The first step toward avoiding paying unnecessary taxes is understanding how they work in your home country and then following that same process when trading stocks on American exchanges (and vice versa). The second step is understanding what you need to do so that you can pay your taxes when they come due. And finally, once everything has been established by doing these two things first and then doing whatever else needs done afterward (such as getting receipts or filing forms), then making sure that all of this information gets saved somewhere safe where only authorized people have access to its contents will help ensure that nothing goes wrong during any future transactions involving these types of assets.

5 best stock trading apps for non us citizens

The best stock trading apps for non US citizens are:

1. Swissquote.

Swissquote is a Swiss bank that offers a variety of investment products, including stock trading. Swissquote does not require US citizenship to open an account and can be accessed by non-US citizens living anywhere in the world. The company has offices in Canada and Europe, with additional locations planned for Asia and Latin America in the future.

Swissquote has made it easy for you to begin investing with your 401k or IRA even if you're not a US citizen—and all this from one trusted source!

2. Interactive Brokers.

Interactive Brokers is a great option for those who are looking for a highly-interactive broker with low fees. The company offers a wide variety of services, including an advanced order execution platform and an automated trading system that allows users to execute trades from their desktops.

If you're interested in short-term trading or want access to market data on your mobile device, Interactive Brokers is not going to be your only choice. However, if you're looking for more than just one strategy (or don't mind paying slightly more), this could be an excellent option for you.

3. TD Ameritrade.

TD Ameritrade is a great app for non US citizens to trade stocks on.

It has a great mobile app, which makes it easy to use while you’re on the go. The customer service team at TD Ameritrade is also very helpful and knowledgeable, so if you ever have any questions or concerns about your trading account, they will be there to help you out!

The tools available in this app are also pretty good.
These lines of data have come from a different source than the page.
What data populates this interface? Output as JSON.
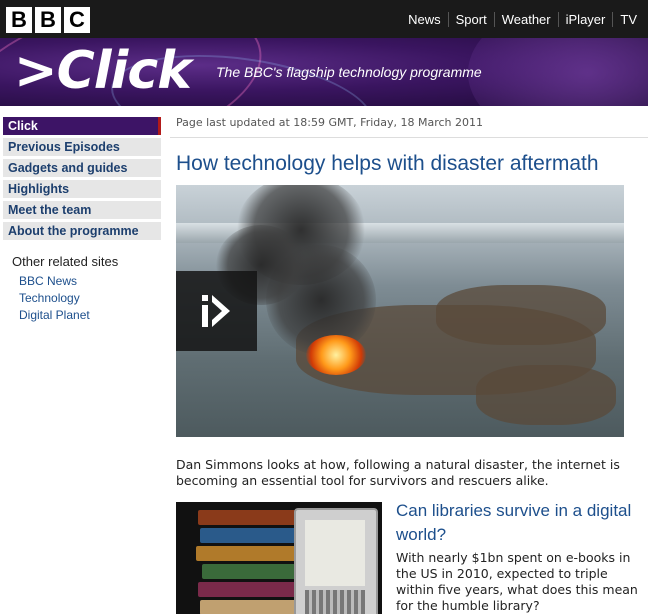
{
  "header": {
    "logo_letters": [
      "B",
      "B",
      "C"
    ],
    "nav": [
      "News",
      "Sport",
      "Weather",
      "iPlayer",
      "TV"
    ]
  },
  "banner": {
    "brand": ">Click",
    "tagline": "The BBC's flagship technology programme"
  },
  "sidebar": {
    "items": [
      {
        "label": "Click",
        "active": true
      },
      {
        "label": "Previous Episodes",
        "active": false
      },
      {
        "label": "Gadgets and guides",
        "active": false
      },
      {
        "label": "Highlights",
        "active": false
      },
      {
        "label": "Meet the team",
        "active": false
      },
      {
        "label": "About the programme",
        "active": false
      }
    ],
    "related_title": "Other related sites",
    "related_links": [
      "BBC News",
      "Technology",
      "Digital Planet"
    ]
  },
  "main": {
    "updated": "Page last updated at 18:59 GMT, Friday, 18 March 2011",
    "headline": "How technology helps with disaster aftermath",
    "description": "Dan Simmons looks at how, following a natural disaster, the internet is becoming an essential tool for survivors and rescuers alike.",
    "story": {
      "title": "Can libraries survive in a digital world?",
      "text": "With nearly $1bn spent on e-books in the US in 2010, expected to triple within five years, what does this mean for the humble library?"
    }
  },
  "colors": {
    "link": "#1d4f8c",
    "active_nav": "#3d1466",
    "active_marker": "#b21a1a",
    "topbar": "#1a1a1a"
  }
}
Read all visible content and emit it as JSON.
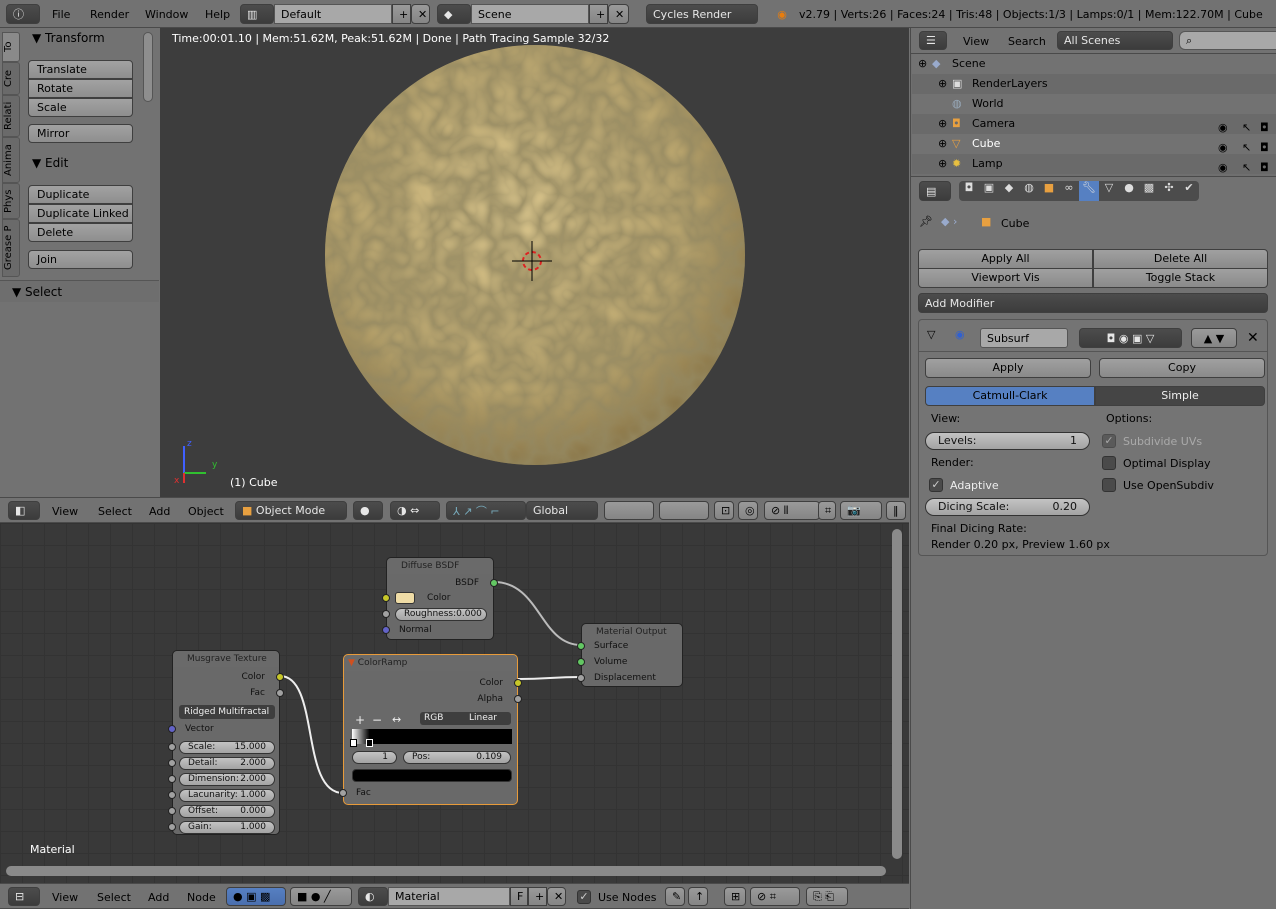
{
  "topbar": {
    "menus": [
      "File",
      "Render",
      "Window",
      "Help"
    ],
    "screen_layout": "Default",
    "scene": "Scene",
    "engine": "Cycles Render",
    "stats": "v2.79 | Verts:26 | Faces:24 | Tris:48 | Objects:1/3 | Lamps:0/1 | Mem:122.70M | Cube"
  },
  "toolshelf": {
    "tabs": [
      "To",
      "Cre",
      "Relati",
      "Anima",
      "Phys",
      "Grease P"
    ],
    "transform_title": "Transform",
    "transform_buttons": [
      "Translate",
      "Rotate",
      "Scale"
    ],
    "mirror": "Mirror",
    "edit_title": "Edit",
    "edit_buttons": [
      "Duplicate",
      "Duplicate Linked",
      "Delete"
    ],
    "join": "Join",
    "select_title": "Select"
  },
  "viewport": {
    "render_status": "Time:00:01.10 | Mem:51.62M, Peak:51.62M | Done | Path Tracing Sample 32/32",
    "object_label": "(1) Cube",
    "axes": [
      "z",
      "y",
      "x"
    ]
  },
  "view3d_header": {
    "menus": [
      "View",
      "Select",
      "Add",
      "Object"
    ],
    "mode": "Object Mode",
    "orientation": "Global"
  },
  "node_editor": {
    "label": "Material",
    "diffuse": {
      "title": "Diffuse BSDF",
      "out": "BSDF",
      "color": "Color",
      "roughness_label": "Roughness:",
      "roughness": "0.000",
      "normal": "Normal",
      "swatch": "#efdca6"
    },
    "output": {
      "title": "Material Output",
      "inputs": [
        "Surface",
        "Volume",
        "Displacement"
      ]
    },
    "musgrave": {
      "title": "Musgrave Texture",
      "outputs": [
        "Color",
        "Fac"
      ],
      "type": "Ridged Multifractal",
      "vector": "Vector",
      "fields": [
        {
          "label": "Scale:",
          "value": "15.000"
        },
        {
          "label": "Detail:",
          "value": "2.000"
        },
        {
          "label": "Dimension:",
          "value": "2.000"
        },
        {
          "label": "Lacunarity:",
          "value": "1.000"
        },
        {
          "label": "Offset:",
          "value": "0.000"
        },
        {
          "label": "Gain:",
          "value": "1.000"
        }
      ]
    },
    "colorramp": {
      "title": "ColorRamp",
      "outputs": [
        "Color",
        "Alpha"
      ],
      "plus": "+",
      "minus": "−",
      "flip": "↔",
      "mode": "RGB",
      "interp": "Linear",
      "index": "1",
      "pos_label": "Pos:",
      "pos": "0.109",
      "input": "Fac"
    }
  },
  "node_header": {
    "menus": [
      "View",
      "Select",
      "Add",
      "Node"
    ],
    "material": "Material",
    "fake_user": "F",
    "use_nodes": "Use Nodes"
  },
  "outliner": {
    "menus": [
      "View",
      "Search"
    ],
    "filter": "All Scenes",
    "items": [
      "Scene",
      "RenderLayers",
      "World",
      "Camera",
      "Cube",
      "Lamp"
    ]
  },
  "properties": {
    "breadcrumb": "Cube",
    "apply_all": "Apply All",
    "delete_all": "Delete All",
    "viewport_vis": "Viewport Vis",
    "toggle_stack": "Toggle Stack",
    "add_modifier": "Add Modifier",
    "modifier": {
      "name": "Subsurf",
      "apply": "Apply",
      "copy": "Copy",
      "catmull": "Catmull-Clark",
      "simple": "Simple",
      "view_label": "View:",
      "levels_label": "Levels:",
      "levels": "1",
      "render_label": "Render:",
      "adaptive": "Adaptive",
      "dicing_label": "Dicing Scale:",
      "dicing": "0.20",
      "final_rate_label": "Final Dicing Rate:",
      "final_rate": "Render 0.20 px, Preview 1.60 px",
      "options_label": "Options:",
      "subdivide_uvs": "Subdivide UVs",
      "optimal_display": "Optimal Display",
      "use_opensubdiv": "Use OpenSubdiv"
    }
  },
  "colors": {
    "accent": "#5680c2",
    "selected_node": "#e89b3a",
    "socket_color": "#c7c729",
    "socket_shader": "#63c763",
    "socket_vector": "#6363c7"
  }
}
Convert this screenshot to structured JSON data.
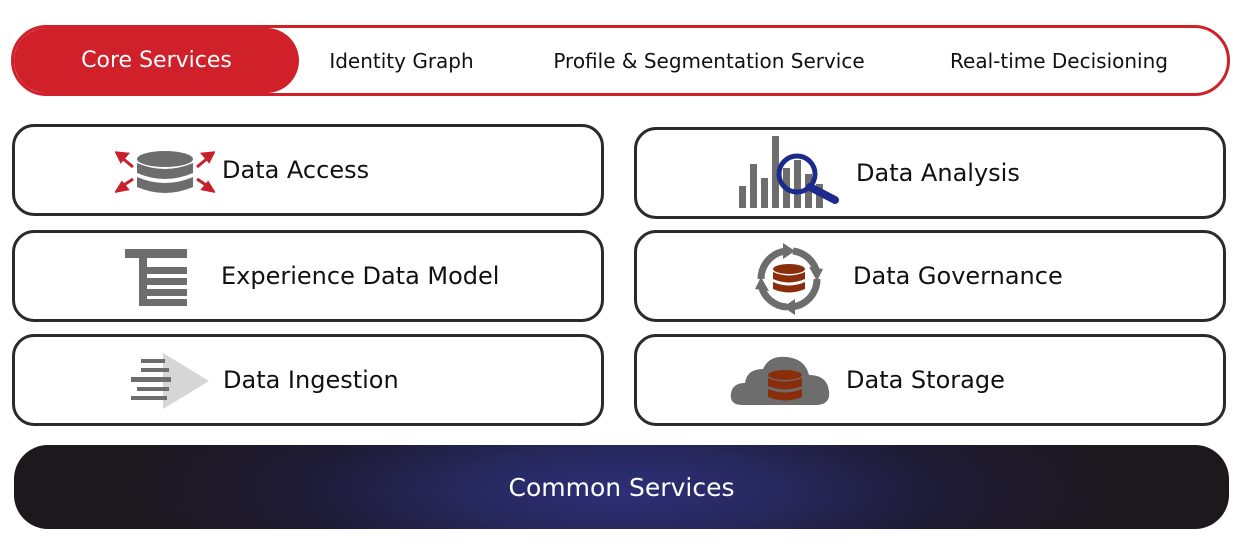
{
  "tabs": [
    {
      "label": "Core Services",
      "active": true
    },
    {
      "label": "Identity Graph",
      "active": false
    },
    {
      "label": "Profile & Segmentation Service",
      "active": false
    },
    {
      "label": "Real-time Decisioning",
      "active": false
    }
  ],
  "services": {
    "data_access": "Data Access",
    "data_analysis": "Data Analysis",
    "experience_data_model": "Experience Data Model",
    "data_governance": "Data Governance",
    "data_ingestion": "Data Ingestion",
    "data_storage": "Data Storage"
  },
  "footer": {
    "label": "Common Services"
  },
  "colors": {
    "accent": "#d0202a",
    "icon_gray": "#6d6d6d",
    "database_brown": "#8a2d0a",
    "magnifier_blue": "#1c2a8c",
    "footer_dark": "#1c181c",
    "footer_glow": "#2d2f78"
  },
  "icons": [
    "database-arrows-icon",
    "bar-chart-magnifier-icon",
    "schema-model-icon",
    "database-cycle-icon",
    "ingestion-arrow-icon",
    "cloud-database-icon"
  ]
}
You can access all sorts of research tools (like stock charts) by going into the research section of your dashboard and searching for them using keywords or stock symbols that relate directly back towards what you're looking for.

4. eToro (US).

eToro is a social trading platform that has been around since 2007. It’s one of the most popular platforms in Europe and has a great mobile app with real-time market data. You can also check out their customer service team, who are available 24/7 on your phone or email account.

eToro is regulated by CySEC (Cyprus Securities and Exchange Commission) which means you can trade on their platform legally without any issues at all.

5. Robinhood.

Robinhood is an online stock brokerage that offers commission-free trading. The company has been around since 2013 and was founded by Baiju Bhatt and Vladimir Tenev, who are both former Google employees. Robinhood offers a web-based platform, mobile app and desktop app.

The service is only available in the United States but you can still use it if you live elsewhere as long as your account is registered using an international address (such as an American Express gift card).

These are great apps for non US citizens to trade stocks on.

If you're a non-US citizen, these apps are great for you to trade stocks on.


Again, this is just a start. There are many other apps out there that offer similar services to those listed above. It's worth checking them out if you're looking for something new or need a place where you can trade in your spare time during the day while working on other things at home or at work. As always, we hope this article has been helpful! Please feel free to contact us if you have any questions about these apps or any other financial services our team has available for non U.S Citizens who want access world markets from anywhere in the world